[Your objective] Please report each line of the data below that contains "this".

[Provided information]
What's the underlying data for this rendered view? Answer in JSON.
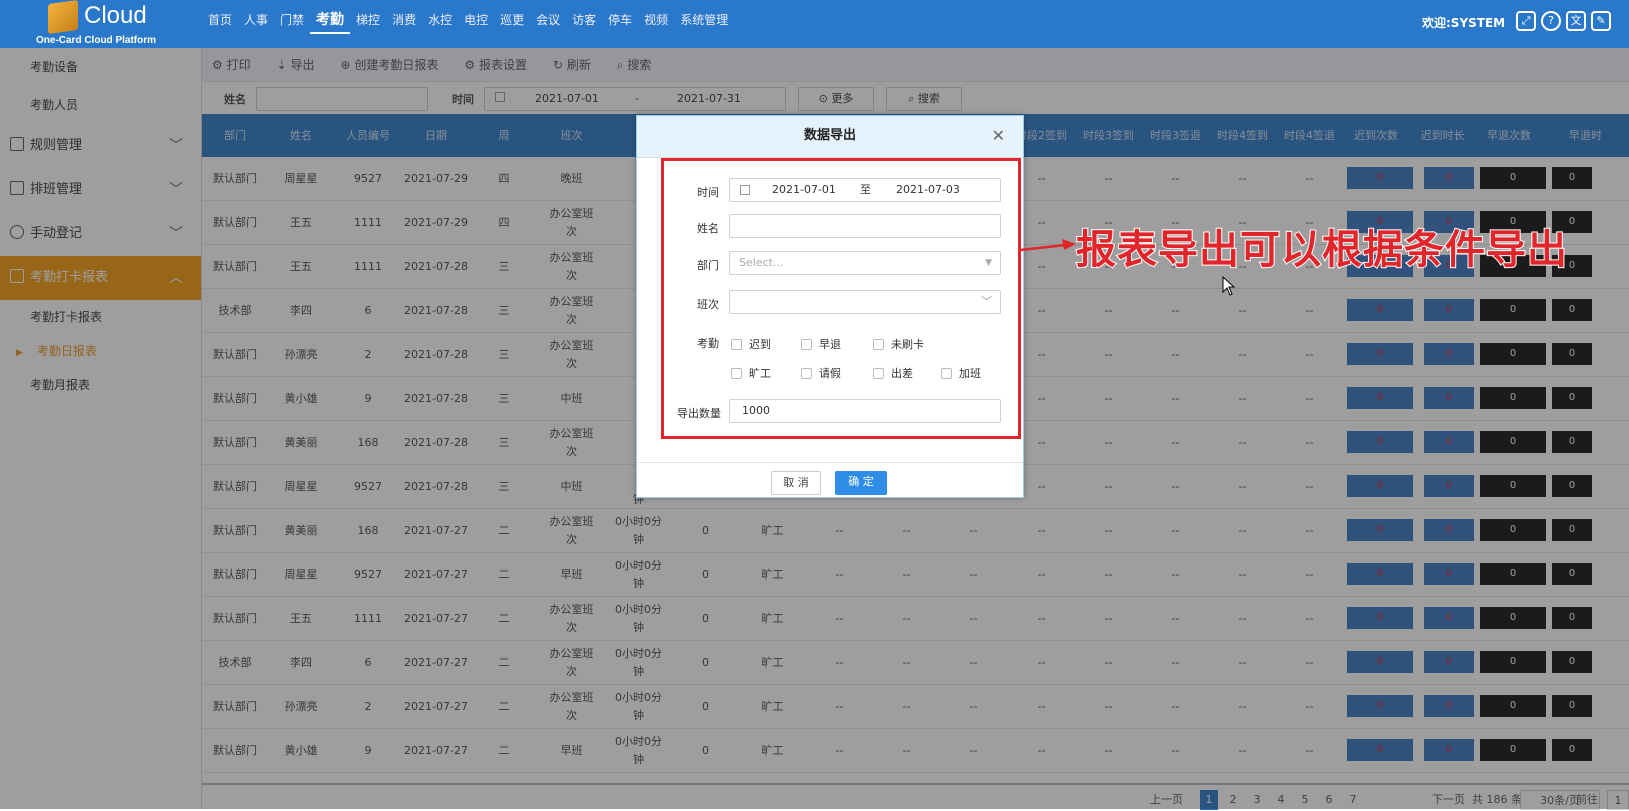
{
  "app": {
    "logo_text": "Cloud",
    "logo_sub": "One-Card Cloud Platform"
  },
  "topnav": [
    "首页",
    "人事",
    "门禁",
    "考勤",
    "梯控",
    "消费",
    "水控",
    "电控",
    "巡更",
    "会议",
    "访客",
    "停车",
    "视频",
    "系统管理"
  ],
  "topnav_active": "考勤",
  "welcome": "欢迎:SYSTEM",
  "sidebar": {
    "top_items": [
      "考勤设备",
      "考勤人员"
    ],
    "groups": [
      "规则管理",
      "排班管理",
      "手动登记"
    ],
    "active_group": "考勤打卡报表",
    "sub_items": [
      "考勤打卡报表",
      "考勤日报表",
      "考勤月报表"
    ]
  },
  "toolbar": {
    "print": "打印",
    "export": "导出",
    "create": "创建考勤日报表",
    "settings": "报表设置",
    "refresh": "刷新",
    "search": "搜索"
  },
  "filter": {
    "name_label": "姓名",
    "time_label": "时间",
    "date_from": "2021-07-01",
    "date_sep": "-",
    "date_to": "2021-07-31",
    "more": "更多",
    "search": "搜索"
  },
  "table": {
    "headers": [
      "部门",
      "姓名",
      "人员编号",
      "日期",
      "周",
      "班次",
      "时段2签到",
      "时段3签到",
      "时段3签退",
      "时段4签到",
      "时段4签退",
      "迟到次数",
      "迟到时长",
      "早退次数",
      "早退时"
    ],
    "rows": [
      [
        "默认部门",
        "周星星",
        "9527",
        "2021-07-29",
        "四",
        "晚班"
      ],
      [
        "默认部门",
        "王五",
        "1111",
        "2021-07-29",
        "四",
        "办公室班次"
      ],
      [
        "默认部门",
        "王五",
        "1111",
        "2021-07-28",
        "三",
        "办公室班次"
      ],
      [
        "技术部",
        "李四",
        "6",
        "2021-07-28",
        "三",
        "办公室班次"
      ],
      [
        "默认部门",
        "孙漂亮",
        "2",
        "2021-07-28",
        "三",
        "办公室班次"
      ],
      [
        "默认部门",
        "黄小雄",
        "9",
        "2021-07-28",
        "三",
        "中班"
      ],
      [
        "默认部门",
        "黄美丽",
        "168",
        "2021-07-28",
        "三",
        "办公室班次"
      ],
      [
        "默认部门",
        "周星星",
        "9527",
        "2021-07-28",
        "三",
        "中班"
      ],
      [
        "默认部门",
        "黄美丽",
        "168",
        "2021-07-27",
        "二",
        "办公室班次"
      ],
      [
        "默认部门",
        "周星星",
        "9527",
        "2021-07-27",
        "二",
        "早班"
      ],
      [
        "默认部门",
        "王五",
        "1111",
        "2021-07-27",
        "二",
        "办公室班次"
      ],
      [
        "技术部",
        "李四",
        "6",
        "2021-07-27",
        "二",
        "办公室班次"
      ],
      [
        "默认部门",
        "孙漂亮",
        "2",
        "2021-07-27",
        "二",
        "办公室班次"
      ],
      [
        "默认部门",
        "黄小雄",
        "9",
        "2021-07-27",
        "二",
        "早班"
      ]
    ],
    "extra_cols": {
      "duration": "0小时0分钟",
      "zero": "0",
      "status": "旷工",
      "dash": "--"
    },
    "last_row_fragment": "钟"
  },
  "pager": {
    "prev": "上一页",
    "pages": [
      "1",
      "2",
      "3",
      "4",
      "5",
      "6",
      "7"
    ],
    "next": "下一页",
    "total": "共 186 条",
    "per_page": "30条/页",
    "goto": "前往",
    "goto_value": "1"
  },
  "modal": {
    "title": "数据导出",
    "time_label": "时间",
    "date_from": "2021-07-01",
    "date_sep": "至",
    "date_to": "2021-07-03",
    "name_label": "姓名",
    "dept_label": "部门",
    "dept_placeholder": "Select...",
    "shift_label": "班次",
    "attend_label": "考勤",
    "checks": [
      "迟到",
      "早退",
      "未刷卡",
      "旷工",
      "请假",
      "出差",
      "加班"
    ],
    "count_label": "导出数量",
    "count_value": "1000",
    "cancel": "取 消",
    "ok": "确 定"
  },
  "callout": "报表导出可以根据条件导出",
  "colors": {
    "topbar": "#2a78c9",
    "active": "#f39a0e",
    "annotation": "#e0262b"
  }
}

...

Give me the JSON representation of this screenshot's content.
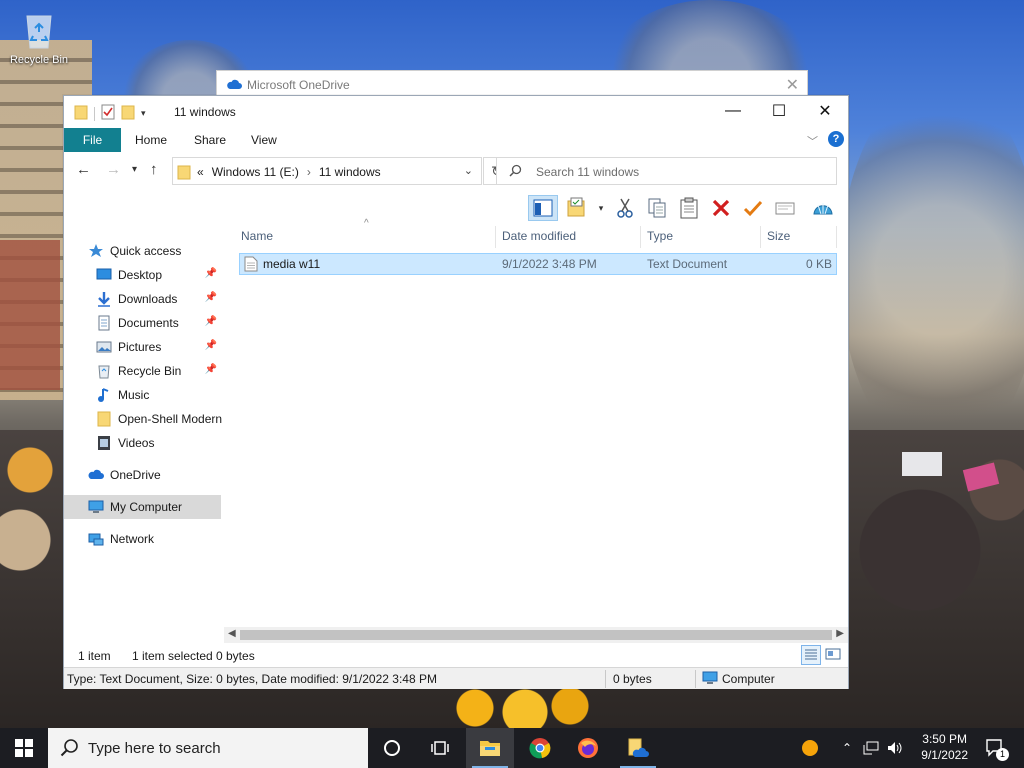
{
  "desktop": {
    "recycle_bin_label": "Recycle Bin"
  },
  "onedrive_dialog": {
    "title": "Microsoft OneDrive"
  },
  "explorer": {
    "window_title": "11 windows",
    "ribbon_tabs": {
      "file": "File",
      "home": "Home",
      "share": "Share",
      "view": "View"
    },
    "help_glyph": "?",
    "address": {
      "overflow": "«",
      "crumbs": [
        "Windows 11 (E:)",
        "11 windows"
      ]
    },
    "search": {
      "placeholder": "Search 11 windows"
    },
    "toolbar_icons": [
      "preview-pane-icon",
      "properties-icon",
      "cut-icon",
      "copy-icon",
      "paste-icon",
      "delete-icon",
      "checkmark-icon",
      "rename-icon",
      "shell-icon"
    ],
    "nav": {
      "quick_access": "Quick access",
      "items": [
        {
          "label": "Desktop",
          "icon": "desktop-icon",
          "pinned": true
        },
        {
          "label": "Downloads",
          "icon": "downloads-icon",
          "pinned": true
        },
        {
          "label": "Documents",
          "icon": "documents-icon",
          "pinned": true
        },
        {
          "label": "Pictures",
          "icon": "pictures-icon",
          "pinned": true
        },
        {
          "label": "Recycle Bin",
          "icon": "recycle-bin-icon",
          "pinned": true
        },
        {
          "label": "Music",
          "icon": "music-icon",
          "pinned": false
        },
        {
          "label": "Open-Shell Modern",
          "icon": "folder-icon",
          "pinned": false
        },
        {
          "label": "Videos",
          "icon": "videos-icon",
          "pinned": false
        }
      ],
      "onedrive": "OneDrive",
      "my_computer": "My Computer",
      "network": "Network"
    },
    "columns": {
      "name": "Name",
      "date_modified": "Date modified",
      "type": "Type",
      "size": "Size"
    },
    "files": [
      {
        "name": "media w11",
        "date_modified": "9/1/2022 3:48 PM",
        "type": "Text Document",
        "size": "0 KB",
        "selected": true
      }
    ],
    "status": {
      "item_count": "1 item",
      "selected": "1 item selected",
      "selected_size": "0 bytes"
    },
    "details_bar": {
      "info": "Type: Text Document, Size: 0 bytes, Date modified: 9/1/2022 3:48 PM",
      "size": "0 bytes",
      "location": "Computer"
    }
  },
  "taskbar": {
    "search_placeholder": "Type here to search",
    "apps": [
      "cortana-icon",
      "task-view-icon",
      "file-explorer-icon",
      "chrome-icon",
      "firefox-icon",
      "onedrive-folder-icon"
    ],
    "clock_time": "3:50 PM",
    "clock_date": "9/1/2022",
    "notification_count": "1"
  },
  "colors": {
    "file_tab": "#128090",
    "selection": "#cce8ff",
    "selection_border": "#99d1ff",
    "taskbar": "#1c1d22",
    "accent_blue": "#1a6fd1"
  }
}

[Task answer]
What's the underlying data for this rendered view? Answer in JSON.
Give me the JSON representation of this screenshot's content.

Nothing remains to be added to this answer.